Crime

  • Science
    Despite what we see on TV and in movies, analyzing and matching latent prints is a difficult business and still the province of experts. But now scientists from NIST and Michigan State University are using algorithms and machine learning as a way to automate the process and make it more efficient.
  • Science
    ​Gamma hydroxybutyric acid – aka GHB – is a popular "date rape" drug. Unfortunately for law enforcement officials, it can only be detected in the body for a few hours after being ingested. Thanks to new research, however, there may soon be another way of proving that someone has been given GHB.
  • ​Sometimes, instead of trying to defeat a cyclist's high-security lock, bicycle thieves will actually saw through the rack to which a bike is locked. It's been happening in Portland, Oregon, so the city is installing a new type of bike-parking rack that just says No to saws.
  • Science
    Luminol is a chemical used by forensic investigators, which glows blue when exposed to blood. It's typically combined with hydrogen peroxide as a coreactant, although this can produce false positives. Scientists have recently had better luck by instead mixing it with an antimalarial compound.​
  • If any place in the world is moving towards a Bladerunner-esque, sci-fi future, it's Dubai. The city is now introducing robots into its police force with the first cop-bot starting work this week and plans for 25 percent of its force to be robotic by 2030.
  • ​​​Drones offer a pretty effective ways to move goods, including the smuggling of drugs, phones and other contraband into prisons. So much so, that the UK has set up a specialist police squad to track down enterprising crime groups that use the aircraft for these kinds of nefarious purposes. ​
  • A criminal who knew what they were doing was wrong faces harsher penalties than someone who was acting recklessly, but it's hard to know where that line is. In a move that could help clear things up, neuroscientists have found that brain imaging techniques can tell the difference.
  • Machine learning algorithms are already aiding police forces around the world, with systems designed to identify crime hotspots with the goal of preventing crimes before they occur. The Dubai Police is the latest to have AI backup, in the form of SIME's new Crime Prediction software.
  • Science
    A team of scientists at Flinders University in Australia have developed a new technique for analyzing gunshot residue that is so sensitive that it's possible to match residue with a specific brand of ammunition.
  • Science
    Crime scene investigators already have plenty to worry about.
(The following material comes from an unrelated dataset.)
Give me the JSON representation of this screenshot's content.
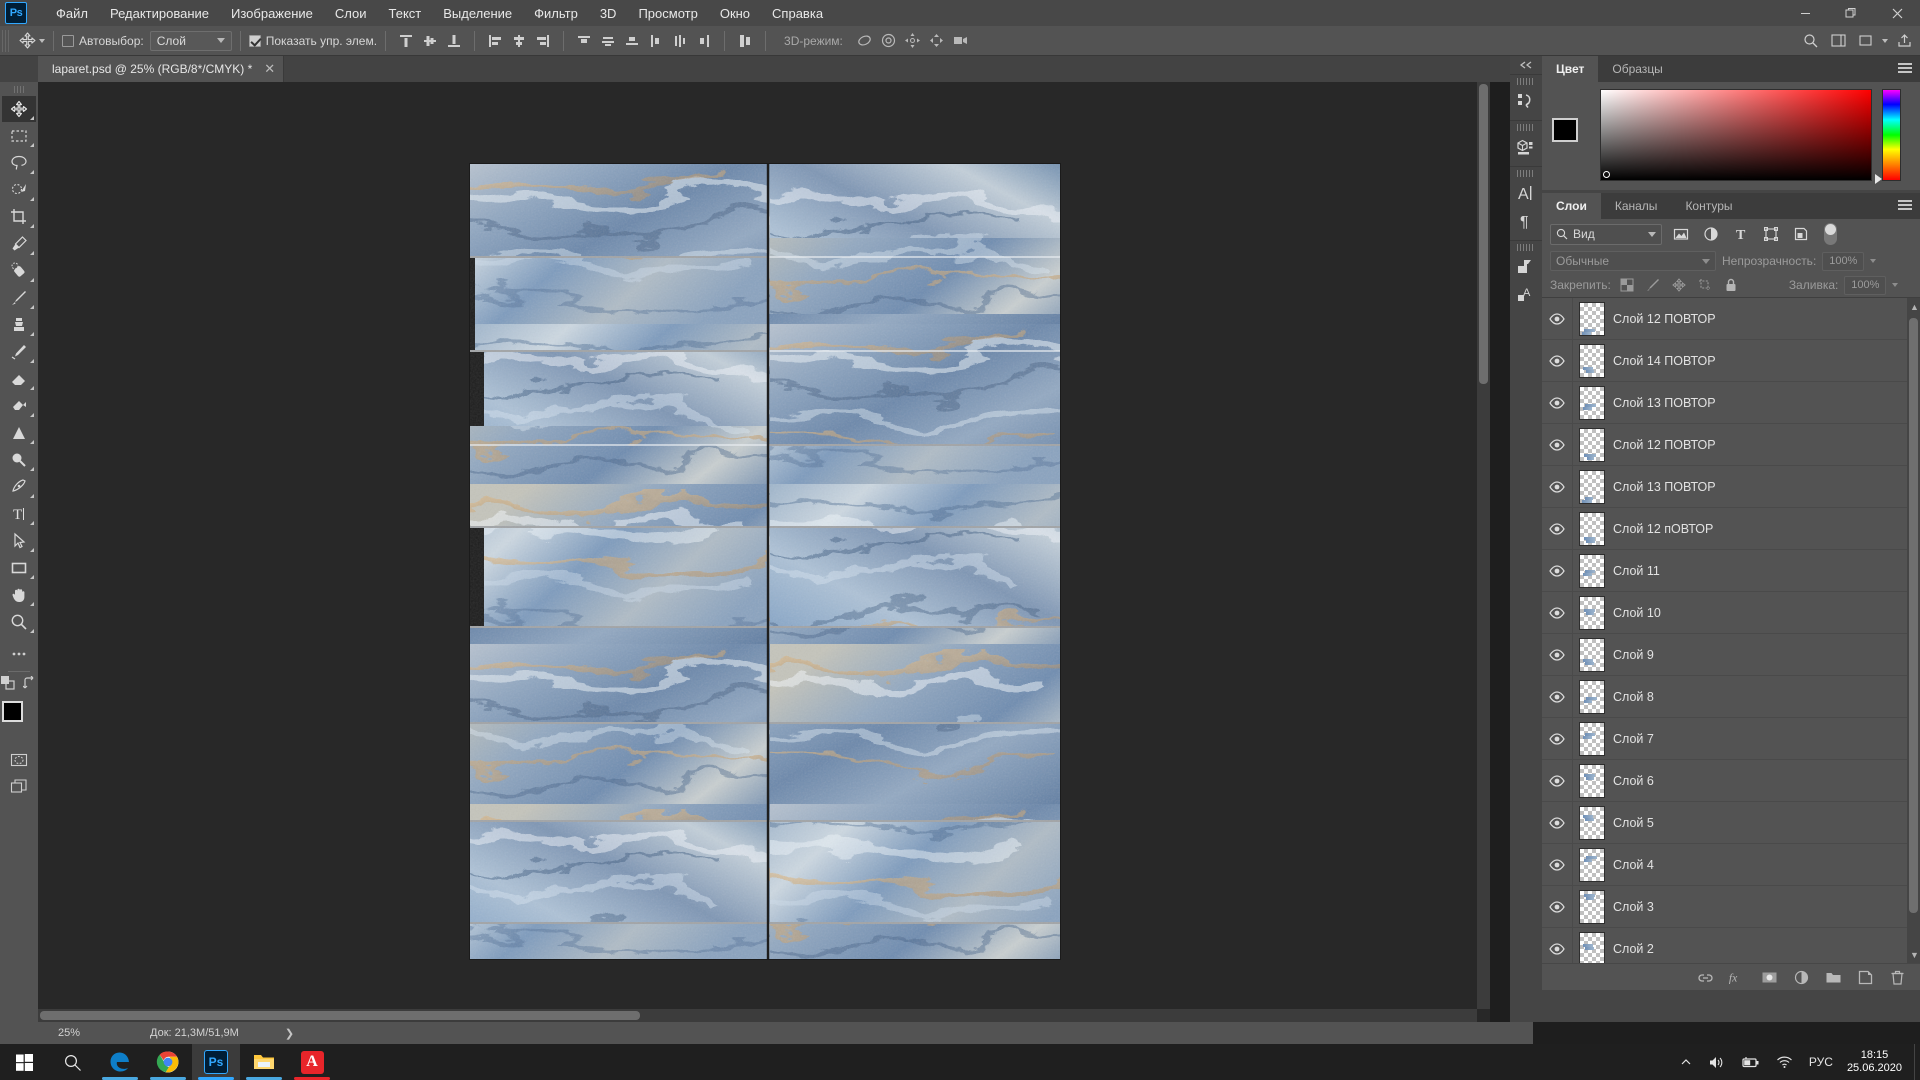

But now they've got one more foe; squirrels. We’re not joking. The rodents with razor-sharp incisors chew up crime scenes to maintain their dentition, says new research led by James Pokines at the Boston University School of Medicine.
  • Science
    A new model attempts to explain the higher violent crime rates seen in parts of the world near the equator with hotter climates.
  • Science
    Using a new technique, investigators could soon be better able to determine how many days ago fingerprints were left at a crime scene.